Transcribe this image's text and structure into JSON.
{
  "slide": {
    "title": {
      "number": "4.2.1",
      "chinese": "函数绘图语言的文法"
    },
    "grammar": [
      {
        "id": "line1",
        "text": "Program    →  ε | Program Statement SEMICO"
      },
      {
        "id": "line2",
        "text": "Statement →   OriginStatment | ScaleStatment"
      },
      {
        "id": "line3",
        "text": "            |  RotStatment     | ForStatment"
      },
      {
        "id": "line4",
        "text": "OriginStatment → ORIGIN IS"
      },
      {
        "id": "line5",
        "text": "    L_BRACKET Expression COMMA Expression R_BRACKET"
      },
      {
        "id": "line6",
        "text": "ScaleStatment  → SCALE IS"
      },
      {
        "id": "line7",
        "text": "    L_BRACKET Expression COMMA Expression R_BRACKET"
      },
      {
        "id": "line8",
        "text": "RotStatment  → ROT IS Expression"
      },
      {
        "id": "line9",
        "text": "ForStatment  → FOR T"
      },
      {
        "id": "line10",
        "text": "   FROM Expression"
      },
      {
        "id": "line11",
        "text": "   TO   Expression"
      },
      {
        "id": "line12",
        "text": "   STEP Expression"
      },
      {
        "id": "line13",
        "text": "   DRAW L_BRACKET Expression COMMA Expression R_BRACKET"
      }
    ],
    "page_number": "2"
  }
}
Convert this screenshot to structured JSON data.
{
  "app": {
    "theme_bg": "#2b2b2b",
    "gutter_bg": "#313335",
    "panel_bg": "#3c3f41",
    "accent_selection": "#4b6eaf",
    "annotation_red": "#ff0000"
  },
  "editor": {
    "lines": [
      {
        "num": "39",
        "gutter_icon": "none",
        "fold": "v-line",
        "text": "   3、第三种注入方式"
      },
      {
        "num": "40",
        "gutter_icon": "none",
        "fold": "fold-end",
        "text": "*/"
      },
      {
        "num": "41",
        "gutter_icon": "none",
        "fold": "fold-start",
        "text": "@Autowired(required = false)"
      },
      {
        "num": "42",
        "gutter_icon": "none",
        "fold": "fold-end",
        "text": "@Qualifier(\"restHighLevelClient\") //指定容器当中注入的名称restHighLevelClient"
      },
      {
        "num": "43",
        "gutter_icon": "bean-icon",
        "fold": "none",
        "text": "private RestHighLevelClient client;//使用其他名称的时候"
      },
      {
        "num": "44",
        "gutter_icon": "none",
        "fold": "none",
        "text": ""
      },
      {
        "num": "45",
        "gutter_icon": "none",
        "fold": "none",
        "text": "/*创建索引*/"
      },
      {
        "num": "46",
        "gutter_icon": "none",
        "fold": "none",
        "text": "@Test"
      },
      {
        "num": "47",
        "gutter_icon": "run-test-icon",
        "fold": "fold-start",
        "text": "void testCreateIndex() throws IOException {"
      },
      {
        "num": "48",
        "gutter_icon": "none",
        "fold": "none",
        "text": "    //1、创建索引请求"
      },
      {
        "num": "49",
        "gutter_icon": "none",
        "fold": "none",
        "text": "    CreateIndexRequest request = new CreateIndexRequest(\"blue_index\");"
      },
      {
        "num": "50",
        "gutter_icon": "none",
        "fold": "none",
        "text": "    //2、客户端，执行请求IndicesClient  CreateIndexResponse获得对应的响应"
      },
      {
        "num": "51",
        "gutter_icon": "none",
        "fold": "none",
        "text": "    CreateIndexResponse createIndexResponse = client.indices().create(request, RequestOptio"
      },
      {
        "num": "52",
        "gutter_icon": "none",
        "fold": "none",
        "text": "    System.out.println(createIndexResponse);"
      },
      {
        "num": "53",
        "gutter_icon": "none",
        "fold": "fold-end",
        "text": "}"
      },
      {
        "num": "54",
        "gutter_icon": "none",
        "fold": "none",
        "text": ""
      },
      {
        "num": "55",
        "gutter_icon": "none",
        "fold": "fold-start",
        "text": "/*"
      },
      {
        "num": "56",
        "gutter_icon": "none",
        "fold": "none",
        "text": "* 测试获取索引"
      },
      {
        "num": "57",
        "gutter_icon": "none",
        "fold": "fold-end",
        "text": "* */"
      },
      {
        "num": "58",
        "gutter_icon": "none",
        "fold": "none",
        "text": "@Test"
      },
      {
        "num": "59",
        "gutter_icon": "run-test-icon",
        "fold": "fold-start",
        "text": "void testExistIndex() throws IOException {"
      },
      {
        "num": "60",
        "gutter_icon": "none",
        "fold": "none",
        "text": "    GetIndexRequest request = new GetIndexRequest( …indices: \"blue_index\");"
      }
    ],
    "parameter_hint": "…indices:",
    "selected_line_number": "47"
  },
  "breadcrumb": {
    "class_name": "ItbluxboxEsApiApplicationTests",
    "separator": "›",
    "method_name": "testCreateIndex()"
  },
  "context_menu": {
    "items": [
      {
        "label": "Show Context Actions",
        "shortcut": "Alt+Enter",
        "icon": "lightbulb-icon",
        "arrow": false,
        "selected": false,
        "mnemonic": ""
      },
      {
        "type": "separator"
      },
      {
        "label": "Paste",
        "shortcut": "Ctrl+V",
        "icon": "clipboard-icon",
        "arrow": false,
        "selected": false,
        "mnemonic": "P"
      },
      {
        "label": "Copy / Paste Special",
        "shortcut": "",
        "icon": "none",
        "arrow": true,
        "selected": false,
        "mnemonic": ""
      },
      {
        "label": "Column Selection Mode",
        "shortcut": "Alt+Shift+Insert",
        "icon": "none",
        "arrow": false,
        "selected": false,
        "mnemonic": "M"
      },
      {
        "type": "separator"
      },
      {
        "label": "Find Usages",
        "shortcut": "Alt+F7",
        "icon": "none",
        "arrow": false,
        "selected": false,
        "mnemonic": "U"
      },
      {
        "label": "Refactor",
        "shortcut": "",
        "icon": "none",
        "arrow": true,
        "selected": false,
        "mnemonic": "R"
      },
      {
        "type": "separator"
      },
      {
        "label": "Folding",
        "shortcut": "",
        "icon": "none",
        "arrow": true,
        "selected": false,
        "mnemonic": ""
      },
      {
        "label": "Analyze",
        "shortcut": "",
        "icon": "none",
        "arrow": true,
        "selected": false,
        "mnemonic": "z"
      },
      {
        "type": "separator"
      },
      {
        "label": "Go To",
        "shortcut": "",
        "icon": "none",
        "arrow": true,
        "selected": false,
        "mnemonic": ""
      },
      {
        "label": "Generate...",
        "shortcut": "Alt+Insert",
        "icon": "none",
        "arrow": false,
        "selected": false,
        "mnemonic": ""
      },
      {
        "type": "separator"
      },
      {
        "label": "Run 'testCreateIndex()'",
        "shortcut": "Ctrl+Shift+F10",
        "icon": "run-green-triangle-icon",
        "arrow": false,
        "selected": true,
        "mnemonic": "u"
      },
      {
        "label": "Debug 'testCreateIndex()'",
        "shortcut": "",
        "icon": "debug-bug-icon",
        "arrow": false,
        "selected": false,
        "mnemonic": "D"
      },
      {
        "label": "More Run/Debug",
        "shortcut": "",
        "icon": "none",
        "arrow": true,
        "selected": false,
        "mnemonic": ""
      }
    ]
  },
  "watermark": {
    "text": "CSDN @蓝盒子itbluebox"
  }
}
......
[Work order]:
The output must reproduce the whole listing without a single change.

[Response to this exercise]:
Transcribe this image's text and structure into JSON.
{
  "slide": {
    "title": {
      "number": "4.2.1",
      "chinese": "函数绘图语言的文法"
    },
    "grammar": [
      {
        "id": "line1",
        "text": "Program    →  ε | Program Statement SEMICO"
      },
      {
        "id": "line2",
        "text": "Statement →   OriginStatment | ScaleStatment"
      },
      {
        "id": "line3",
        "text": "            |  RotStatment     | ForStatment"
      },
      {
        "id": "line4",
        "text": "OriginStatment → ORIGIN IS"
      },
      {
        "id": "line5",
        "text": "    L_BRACKET Expression COMMA Expression R_BRACKET"
      },
      {
        "id": "line6",
        "text": "ScaleStatment  → SCALE IS"
      },
      {
        "id": "line7",
        "text": "    L_BRACKET Expression COMMA Expression R_BRACKET"
      },
      {
        "id": "line8",
        "text": "RotStatment  → ROT IS Expression"
      },
      {
        "id": "line9",
        "text": "ForStatment  → FOR T"
      },
      {
        "id": "line10",
        "text": "   FROM Expression"
      },
      {
        "id": "line11",
        "text": "   TO   Expression"
      },
      {
        "id": "line12",
        "text": "   STEP Expression"
      },
      {
        "id": "line13",
        "text": "   DRAW L_BRACKET Expression COMMA Expression R_BRACKET"
      }
    ],
    "page_number": "2"
  }
}
Convert this screenshot to structured JSON data.
{
  "app": {
    "theme_bg": "#2b2b2b",
    "gutter_bg": "#313335",
    "panel_bg": "#3c3f41",
    "accent_selection": "#4b6eaf",
    "annotation_red": "#ff0000"
  },
  "editor": {
    "lines": [
      {
        "num": "39",
        "gutter_icon": "none",
        "fold": "v-line",
        "text": "   3、第三种注入方式"
      },
      {
        "num": "40",
        "gutter_icon": "none",
        "fold": "fold-end",
        "text": "*/"
      },
      {
        "num": "41",
        "gutter_icon": "none",
        "fold": "fold-start",
        "text": "@Autowired(required = false)"
      },
      {
        "num": "42",
        "gutter_icon": "none",
        "fold": "fold-end",
        "text": "@Qualifier(\"restHighLevelClient\") //指定容器当中注入的名称restHighLevelClient"
      },
      {
        "num": "43",
        "gutter_icon": "bean-icon",
        "fold": "none",
        "text": "private RestHighLevelClient client;//使用其他名称的时候"
      },
      {
        "num": "44",
        "gutter_icon": "none",
        "fold": "none",
        "text": ""
      },
      {
        "num": "45",
        "gutter_icon": "none",
        "fold": "none",
        "text": "/*创建索引*/"
      },
      {
        "num": "46",
        "gutter_icon": "none",
        "fold": "none",
        "text": "@Test"
      },
      {
        "num": "47",
        "gutter_icon": "run-test-icon",
        "fold": "fold-start",
        "text": "void testCreateIndex() throws IOException {"
      },
      {
        "num": "48",
        "gutter_icon": "none",
        "fold": "none",
        "text": "    //1、创建索引请求"
      },
      {
        "num": "49",
        "gutter_icon": "none",
        "fold": "none",
        "text": "    CreateIndexRequest request = new CreateIndexRequest(\"blue_index\");"
      },
      {
        "num": "50",
        "gutter_icon": "none",
        "fold": "none",
        "text": "    //2、客户端，执行请求IndicesClient  CreateIndexResponse获得对应的响应"
      },
      {
        "num": "51",
        "gutter_icon": "none",
        "fold": "none",
        "text": "    CreateIndexResponse createIndexResponse = client.indices().create(request, RequestOptio"
      },
      {
        "num": "52",
        "gutter_icon": "none",
        "fold": "none",
        "text": "    System.out.println(createIndexResponse);"
      },
      {
        "num": "53",
        "gutter_icon": "none",
        "fold": "fold-end",
        "text": "}"
      },
      {
        "num": "54",
        "gutter_icon": "none",
        "fold": "none",
        "text": ""
      },
      {
        "num": "55",
        "gutter_icon": "none",
        "fold": "fold-start",
        "text": "/*"
      },
      {
        "num": "56",
        "gutter_icon": "none",
        "fold": "none",
        "text": "* 测试获取索引"
      },
      {
        "num": "57",
        "gutter_icon": "none",
        "fold": "fold-end",
        "text": "* */"
      },
      {
        "num": "58",
        "gutter_icon": "none",
        "fold": "none",
        "text": "@Test"
      },
      {
        "num": "59",
        "gutter_icon": "run-test-icon",
        "fold": "fold-start",
        "text": "void testExistIndex() throws IOException {"
      },
      {
        "num": "60",
        "gutter_icon": "none",
        "fold": "none",
        "text": "    GetIndexRequest request = new GetIndexRequest( …indices: \"blue_index\");"
      }
    ],
    "parameter_hint": "…indices:",
    "selected_line_number": "47"
  },
  "breadcrumb": {
    "class_name": "ItbluxboxEsApiApplicationTests",
    "separator": "›",
    "method_name": "testCreateIndex()"
  },
  "context_menu": {
    "items": [
      {
        "label": "Show Context Actions",
        "shortcut": "Alt+Enter",
        "icon": "lightbulb-icon",
        "arrow": false,
        "selected": false,
        "mnemonic": ""
      },
      {
        "type": "separator"
      },
      {
        "label": "Paste",
        "shortcut": "Ctrl+V",
        "icon": "clipboard-icon",
        "arrow": false,
        "selected": false,
        "mnemonic": "P"
      },
      {
        "label": "Copy / Paste Special",
        "shortcut": "",
        "icon": "none",
        "arrow": true,
        "selected": false,
        "mnemonic": ""
      },
      {
        "label": "Column Selection Mode",
        "shortcut": "Alt+Shift+Insert",
        "icon": "none",
        "arrow": false,
        "selected": false,
        "mnemonic": "M"
      },
      {
        "type": "separator"
      },
      {
        "label": "Find Usages",
        "shortcut": "Alt+F7",
        "icon": "none",
        "arrow": false,
        "selected": false,
        "mnemonic": "U"
      },
      {
        "label": "Refactor",
        "shortcut": "",
        "icon": "none",
        "arrow": true,
        "selected": false,
        "mnemonic": "R"
      },
      {
        "type": "separator"
      },
      {
        "label": "Folding",
        "shortcut": "",
        "icon": "none",
        "arrow": true,
        "selected": false,
        "mnemonic": ""
      },
      {
        "label": "Analyze",
        "shortcut": "",
        "icon": "none",
        "arrow": true,
        "selected": false,
        "mnemonic": "z"
      },
      {
        "type": "separator"
      },
      {
        "label": "Go To",
        "shortcut": "",
        "icon": "none",
        "arrow": true,
        "selected": false,
        "mnemonic": ""
      },
      {
        "label": "Generate...",
        "shortcut": "Alt+Insert",
        "icon": "none",
        "arrow": false,
        "selected": false,
        "mnemonic": ""
      },
      {
        "type": "separator"
      },
      {
        "label": "Run 'testCreateIndex()'",
        "shortcut": "Ctrl+Shift+F10",
        "icon": "run-green-triangle-icon",
        "arrow": false,
        "selected": true,
        "mnemonic": "u"
      },
      {
        "label": "Debug 'testCreateIndex()'",
        "shortcut": "",
        "icon": "debug-bug-icon",
        "arrow": false,
        "selected": false,
        "mnemonic": "D"
      },
      {
        "label": "More Run/Debug",
        "shortcut": "",
        "icon": "none",
        "arrow": true,
        "selected": false,
        "mnemonic": ""
      }
    ]
  },
  "watermark": {
    "text": "CSDN @蓝盒子itbluebox"
  }
}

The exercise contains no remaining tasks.